“We saw natural gas tariffs that were ten times higher than they were two years ago. Accordingly, the international economy faced a phenomenon that required action at the level of central banks of all advanced economies. Interest rates rose to contain inflation, and countries resorted to using all the opportunities offered by their state budgets to support households and businesses, especially the most vulnerable,” Mitsotakis said.
He noted that “prices are still high, but the latest report ELSTAT He noted that during the crisis of imported inflation, the government took a number of measures that supported disposable income and neutralized a number of “inflationary bombs”, the most important of which was high electricity prices.
Speaking of speculation, he noted that market scrutiny is “not easy,” but “for the first time, we have laws and regulatory tools at our disposal that allow us to scrutinize the market more effectively than in the past.” He also said that there is a provision against profit-making that provides for “very heavy fines.”
When asked by the press about taxes and whether indirect taxes would also be reduced if the government was re-elected, Prime Minister Kyriakos Mitsotakis replied: taxes”. He noted that all taxes that the government promised to cut before the elections were reduced. In addition, some taxes were reduced that were not mentioned during the election campaign, as well as significantly reduced social security contributions for employees and employers.
“If I had to sum up, I would say that we have fully fulfilled what we promised before the elections, when I said that [лидер основной оппозиции SYRIZA-Прогрессивный альянс Алексис] Tsipras destroyed Greek society and especially the middle class, and we will return to the middle class everything that Tsipras took from them,” the prime minister said.
Unemployment among women and youth has fallen significantly
When asked whether the next four-year term will be one of income and wage increases, and whether the acceleration in minimum wage increases (April 1 instead of May 1) is linked to the timing of the elections, Prime Minister Kyriakos Mitsotakis replied in the negative. “Because the tourist season starts on April 1, and since there are too many workers in this industry receiving the minimum wage, it would be right for the increase to cover the entire tourist season,” he explained.
He also explained: “The increase in wages is primarily due to the increase in the productivity of the Greek economy. As our economy becomes more competitive, more extroverted, as it produces more additional wealth, there will be business opportunities. But the labor market itself will require higher wages for workers. Let’s take tourism, for example.
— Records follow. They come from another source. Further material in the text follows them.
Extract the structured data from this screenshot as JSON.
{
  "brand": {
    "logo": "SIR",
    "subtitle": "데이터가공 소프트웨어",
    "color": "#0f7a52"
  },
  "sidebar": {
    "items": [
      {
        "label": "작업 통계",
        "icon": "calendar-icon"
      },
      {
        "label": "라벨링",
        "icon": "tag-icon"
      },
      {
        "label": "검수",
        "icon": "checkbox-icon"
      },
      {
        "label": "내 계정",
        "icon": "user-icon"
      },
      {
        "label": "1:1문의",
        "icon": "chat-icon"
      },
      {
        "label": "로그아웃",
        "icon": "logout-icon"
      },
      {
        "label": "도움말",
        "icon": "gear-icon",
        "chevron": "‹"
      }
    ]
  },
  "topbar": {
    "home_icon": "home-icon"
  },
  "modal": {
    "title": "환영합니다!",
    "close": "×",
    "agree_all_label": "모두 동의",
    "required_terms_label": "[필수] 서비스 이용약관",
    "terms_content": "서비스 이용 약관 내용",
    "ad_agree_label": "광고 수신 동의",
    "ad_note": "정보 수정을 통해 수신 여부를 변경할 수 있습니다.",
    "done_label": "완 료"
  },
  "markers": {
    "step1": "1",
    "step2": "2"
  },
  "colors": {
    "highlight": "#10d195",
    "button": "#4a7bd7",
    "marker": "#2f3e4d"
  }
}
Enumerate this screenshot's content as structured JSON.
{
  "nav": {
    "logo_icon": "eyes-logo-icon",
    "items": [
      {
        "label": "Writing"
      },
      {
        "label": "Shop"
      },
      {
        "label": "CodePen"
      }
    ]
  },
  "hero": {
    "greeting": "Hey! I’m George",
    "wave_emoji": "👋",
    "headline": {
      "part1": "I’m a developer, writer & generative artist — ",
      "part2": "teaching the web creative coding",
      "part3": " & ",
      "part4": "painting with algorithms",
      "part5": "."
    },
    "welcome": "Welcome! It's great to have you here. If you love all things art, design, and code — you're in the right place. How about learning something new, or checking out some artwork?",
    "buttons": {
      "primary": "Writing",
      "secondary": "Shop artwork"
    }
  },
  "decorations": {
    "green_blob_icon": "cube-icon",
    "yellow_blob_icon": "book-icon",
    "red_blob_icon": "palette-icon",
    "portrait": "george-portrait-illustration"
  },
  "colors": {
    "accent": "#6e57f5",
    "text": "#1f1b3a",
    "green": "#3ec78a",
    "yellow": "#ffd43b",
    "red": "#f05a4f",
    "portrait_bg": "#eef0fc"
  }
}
He also stressed: “We are not interested in offering our fellow citizens, especially young people, any job. We prefer these jobs to be stable and better paid, so we have legislated a number of incentives.” With regard to the minimum wage, he noted that the increase that had been legislated was significant.
In response to a question about unemployment, especially among youth and women, which noted that the unemployment rate remains stubbornly high, the Prime Minister noted that this view was not supported by the data. “Women’s unemployment in EU in the period 2019-2022 decreased by an average of 10.3%, and in Greece – by 29.8%. We’re starting from a low base, but the decline in female unemployment has been far greater than in any other country, he said. – And among young people, the decline in unemployment in the age group of 15-29 years in the EU was 7.5%, while in Greece – 17.5%. Let me stress again that we are starting from a higher base. But the decline was significant in both of these demographics, not negligible.”
Mitsotakis also emphasized that these are jobs with more added value, “more sustainable and more in line with the competitiveness models of the Greek economy, which we work for and try to serve.”
The image of Greece abroad is now very positive
Greece’s image abroad is very positive, Prime Minister Kyriakos Mitsotakis said at a press conference on Monday. Referring to his recent visit to Davos, he stressed that the country is showing great interest in investment. “Investment, of course, means more and better jobs,” he added. However, he stressed that this good picture “should not lead us to believe that there are no problems in Greek society”, and assured that it was the ongoing policy that created the additional fiscal space needed to provide targeted support to Greeks experiencing financial difficulties.